Task brief – Within the entries below, find each line containing the word "Invoking" and copy it.

#####

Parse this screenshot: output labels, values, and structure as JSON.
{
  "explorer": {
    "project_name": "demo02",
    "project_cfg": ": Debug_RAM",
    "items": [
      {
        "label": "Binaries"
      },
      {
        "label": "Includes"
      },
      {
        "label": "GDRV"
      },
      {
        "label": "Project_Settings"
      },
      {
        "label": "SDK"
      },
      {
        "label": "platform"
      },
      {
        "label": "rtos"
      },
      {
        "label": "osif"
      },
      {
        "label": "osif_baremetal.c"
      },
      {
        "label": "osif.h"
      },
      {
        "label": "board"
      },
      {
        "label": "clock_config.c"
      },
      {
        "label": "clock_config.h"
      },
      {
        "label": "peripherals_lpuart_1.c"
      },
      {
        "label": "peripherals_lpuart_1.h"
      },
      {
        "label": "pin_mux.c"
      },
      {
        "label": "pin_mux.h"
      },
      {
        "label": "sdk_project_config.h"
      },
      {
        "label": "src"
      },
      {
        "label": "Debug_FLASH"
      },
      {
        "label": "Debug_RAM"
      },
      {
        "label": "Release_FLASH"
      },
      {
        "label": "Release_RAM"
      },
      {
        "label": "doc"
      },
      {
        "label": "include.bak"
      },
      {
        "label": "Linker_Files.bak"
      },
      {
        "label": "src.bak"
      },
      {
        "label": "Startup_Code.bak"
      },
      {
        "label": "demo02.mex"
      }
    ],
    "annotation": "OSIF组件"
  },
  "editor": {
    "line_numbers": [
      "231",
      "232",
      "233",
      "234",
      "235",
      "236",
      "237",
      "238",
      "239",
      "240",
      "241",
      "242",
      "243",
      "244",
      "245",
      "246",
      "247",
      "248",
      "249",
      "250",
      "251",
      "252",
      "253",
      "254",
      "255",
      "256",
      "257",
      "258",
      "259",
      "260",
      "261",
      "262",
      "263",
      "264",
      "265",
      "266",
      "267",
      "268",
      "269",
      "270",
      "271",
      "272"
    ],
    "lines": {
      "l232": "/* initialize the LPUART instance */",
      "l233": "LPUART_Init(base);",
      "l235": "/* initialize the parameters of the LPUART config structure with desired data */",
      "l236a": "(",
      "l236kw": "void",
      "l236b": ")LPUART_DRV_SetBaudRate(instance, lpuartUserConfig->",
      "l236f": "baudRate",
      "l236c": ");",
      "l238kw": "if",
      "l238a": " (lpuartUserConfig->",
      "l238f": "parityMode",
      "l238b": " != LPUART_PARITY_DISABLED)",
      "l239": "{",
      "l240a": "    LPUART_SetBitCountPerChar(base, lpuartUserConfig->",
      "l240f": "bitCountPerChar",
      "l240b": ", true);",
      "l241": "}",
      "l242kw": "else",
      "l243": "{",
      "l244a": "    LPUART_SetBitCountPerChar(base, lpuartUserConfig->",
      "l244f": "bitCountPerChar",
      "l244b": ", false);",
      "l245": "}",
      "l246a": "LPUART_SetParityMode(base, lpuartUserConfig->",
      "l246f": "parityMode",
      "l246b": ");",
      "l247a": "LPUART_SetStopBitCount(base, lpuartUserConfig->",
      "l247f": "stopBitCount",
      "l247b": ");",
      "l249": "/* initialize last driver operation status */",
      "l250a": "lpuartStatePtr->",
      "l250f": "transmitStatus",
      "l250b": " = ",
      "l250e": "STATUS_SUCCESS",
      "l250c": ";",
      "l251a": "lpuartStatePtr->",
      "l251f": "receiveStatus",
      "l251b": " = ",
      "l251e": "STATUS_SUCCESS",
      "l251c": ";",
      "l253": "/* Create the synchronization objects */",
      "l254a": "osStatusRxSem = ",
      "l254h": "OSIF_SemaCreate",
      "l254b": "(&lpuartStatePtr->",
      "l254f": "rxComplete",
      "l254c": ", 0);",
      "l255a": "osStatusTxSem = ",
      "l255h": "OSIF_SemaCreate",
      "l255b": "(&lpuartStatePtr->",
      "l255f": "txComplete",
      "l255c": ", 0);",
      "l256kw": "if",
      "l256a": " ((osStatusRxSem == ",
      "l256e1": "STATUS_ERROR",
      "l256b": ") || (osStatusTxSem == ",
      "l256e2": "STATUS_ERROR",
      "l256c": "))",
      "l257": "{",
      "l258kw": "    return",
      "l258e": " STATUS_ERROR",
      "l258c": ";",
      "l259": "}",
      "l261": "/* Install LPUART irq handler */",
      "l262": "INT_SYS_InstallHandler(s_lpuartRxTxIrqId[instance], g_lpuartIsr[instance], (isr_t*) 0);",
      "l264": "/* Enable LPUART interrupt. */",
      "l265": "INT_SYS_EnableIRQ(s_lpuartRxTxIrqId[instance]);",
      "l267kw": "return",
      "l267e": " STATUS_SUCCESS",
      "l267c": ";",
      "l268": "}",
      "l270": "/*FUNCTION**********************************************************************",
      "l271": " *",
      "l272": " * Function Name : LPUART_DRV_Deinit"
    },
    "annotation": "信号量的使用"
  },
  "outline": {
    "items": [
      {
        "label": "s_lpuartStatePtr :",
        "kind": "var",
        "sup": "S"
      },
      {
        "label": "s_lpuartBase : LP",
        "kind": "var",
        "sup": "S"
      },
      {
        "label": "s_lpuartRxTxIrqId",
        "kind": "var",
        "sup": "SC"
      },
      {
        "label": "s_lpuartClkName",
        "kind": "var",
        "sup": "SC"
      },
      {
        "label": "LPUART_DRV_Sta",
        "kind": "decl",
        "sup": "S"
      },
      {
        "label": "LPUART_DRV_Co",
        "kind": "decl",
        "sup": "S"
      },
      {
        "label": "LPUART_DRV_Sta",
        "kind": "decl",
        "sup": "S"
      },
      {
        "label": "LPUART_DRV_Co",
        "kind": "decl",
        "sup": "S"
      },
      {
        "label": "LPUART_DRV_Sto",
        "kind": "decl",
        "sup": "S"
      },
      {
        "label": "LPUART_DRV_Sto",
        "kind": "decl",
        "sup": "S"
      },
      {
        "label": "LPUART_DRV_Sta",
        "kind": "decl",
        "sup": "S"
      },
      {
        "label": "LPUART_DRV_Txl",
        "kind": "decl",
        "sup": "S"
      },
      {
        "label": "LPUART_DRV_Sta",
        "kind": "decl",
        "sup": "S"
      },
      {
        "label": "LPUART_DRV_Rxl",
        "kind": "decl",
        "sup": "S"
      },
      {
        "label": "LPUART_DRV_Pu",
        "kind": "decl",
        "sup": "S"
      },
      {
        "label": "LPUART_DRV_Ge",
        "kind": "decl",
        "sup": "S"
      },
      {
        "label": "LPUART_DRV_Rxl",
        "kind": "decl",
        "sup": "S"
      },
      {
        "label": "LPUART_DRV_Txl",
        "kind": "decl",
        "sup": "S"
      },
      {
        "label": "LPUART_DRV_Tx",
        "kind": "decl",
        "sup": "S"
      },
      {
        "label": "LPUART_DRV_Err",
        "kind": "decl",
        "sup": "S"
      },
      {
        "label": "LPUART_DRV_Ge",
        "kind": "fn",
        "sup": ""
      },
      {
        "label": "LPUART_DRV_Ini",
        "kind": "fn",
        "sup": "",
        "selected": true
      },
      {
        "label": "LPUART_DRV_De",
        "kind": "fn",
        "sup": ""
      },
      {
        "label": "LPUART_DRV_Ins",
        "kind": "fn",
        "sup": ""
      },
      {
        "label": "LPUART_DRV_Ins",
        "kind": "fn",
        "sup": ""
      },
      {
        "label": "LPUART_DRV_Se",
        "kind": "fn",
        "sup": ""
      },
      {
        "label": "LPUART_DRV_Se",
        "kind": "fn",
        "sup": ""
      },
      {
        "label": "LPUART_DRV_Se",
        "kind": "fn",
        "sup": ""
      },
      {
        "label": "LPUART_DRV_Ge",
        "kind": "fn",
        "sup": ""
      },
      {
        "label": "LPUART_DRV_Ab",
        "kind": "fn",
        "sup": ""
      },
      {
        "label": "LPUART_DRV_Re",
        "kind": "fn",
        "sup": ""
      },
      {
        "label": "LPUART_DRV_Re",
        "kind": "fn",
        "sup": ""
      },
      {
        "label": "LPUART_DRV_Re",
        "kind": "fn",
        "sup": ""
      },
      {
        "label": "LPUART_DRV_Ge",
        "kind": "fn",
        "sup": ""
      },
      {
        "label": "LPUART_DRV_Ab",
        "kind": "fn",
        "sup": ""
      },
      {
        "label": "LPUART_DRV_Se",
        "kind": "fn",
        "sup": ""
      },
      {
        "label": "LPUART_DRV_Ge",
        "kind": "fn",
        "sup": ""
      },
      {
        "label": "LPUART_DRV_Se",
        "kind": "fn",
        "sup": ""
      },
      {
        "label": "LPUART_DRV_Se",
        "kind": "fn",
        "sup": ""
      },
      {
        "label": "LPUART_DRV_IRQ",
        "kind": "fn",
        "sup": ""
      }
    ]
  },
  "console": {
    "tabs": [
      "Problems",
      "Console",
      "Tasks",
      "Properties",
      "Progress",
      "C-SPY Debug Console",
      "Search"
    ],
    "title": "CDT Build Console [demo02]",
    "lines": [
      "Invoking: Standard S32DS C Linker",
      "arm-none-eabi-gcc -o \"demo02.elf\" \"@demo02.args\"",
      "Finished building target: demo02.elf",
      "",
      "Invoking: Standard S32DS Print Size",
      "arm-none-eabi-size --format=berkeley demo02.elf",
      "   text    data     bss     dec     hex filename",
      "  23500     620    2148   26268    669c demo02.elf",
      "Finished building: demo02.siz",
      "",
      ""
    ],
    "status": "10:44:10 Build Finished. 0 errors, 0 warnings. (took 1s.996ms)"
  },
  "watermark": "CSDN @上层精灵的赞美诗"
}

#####

Answer area –
      "Invoking: Standard S32DS C Linker",
      "Invoking: Standard S32DS Print Size",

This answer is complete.